Action item
Look through the listing below and report the lines that have the word "Message" in them.

----- Data for review -----

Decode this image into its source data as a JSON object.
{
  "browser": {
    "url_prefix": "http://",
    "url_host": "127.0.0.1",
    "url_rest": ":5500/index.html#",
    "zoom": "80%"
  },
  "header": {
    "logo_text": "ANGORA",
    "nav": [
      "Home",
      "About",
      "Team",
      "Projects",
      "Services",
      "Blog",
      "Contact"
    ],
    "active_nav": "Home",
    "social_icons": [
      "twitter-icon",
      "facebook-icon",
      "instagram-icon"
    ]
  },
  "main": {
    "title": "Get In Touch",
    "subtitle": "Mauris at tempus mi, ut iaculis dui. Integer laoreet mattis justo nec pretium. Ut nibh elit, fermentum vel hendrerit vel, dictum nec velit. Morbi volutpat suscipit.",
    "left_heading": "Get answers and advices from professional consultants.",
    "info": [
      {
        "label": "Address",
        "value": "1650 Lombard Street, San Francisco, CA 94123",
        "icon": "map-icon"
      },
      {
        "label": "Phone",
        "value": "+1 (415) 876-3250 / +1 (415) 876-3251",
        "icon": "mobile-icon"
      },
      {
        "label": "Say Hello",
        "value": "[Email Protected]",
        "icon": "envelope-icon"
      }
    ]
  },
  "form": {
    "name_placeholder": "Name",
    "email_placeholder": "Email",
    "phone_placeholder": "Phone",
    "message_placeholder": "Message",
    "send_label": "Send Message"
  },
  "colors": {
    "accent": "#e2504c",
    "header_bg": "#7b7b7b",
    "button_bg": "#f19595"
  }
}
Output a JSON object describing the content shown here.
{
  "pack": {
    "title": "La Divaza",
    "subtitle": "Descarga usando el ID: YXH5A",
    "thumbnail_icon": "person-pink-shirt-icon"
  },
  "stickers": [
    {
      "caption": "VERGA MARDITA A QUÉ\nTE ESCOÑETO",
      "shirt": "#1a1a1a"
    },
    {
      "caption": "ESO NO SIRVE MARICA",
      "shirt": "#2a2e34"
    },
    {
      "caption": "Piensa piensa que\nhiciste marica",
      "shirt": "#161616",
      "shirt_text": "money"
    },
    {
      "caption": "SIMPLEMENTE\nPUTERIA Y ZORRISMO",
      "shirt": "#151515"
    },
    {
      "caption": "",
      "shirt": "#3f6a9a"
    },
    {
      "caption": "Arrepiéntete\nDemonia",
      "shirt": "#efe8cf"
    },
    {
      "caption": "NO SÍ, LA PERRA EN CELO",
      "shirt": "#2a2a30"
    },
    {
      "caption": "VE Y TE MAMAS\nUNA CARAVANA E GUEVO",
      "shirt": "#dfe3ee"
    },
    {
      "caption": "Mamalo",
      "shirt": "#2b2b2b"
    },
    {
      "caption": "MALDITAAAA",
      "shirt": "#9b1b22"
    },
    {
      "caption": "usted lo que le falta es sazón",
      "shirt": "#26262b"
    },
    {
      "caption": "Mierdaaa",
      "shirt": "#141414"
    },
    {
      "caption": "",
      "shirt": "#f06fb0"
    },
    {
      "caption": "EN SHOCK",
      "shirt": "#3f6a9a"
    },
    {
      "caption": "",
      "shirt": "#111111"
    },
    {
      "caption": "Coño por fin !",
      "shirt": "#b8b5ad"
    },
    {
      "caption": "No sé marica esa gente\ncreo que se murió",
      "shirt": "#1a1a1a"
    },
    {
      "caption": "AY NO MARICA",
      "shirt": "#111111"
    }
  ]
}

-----

Expected answer
    "message_placeholder": "Message",
    "send_label": "Send Message"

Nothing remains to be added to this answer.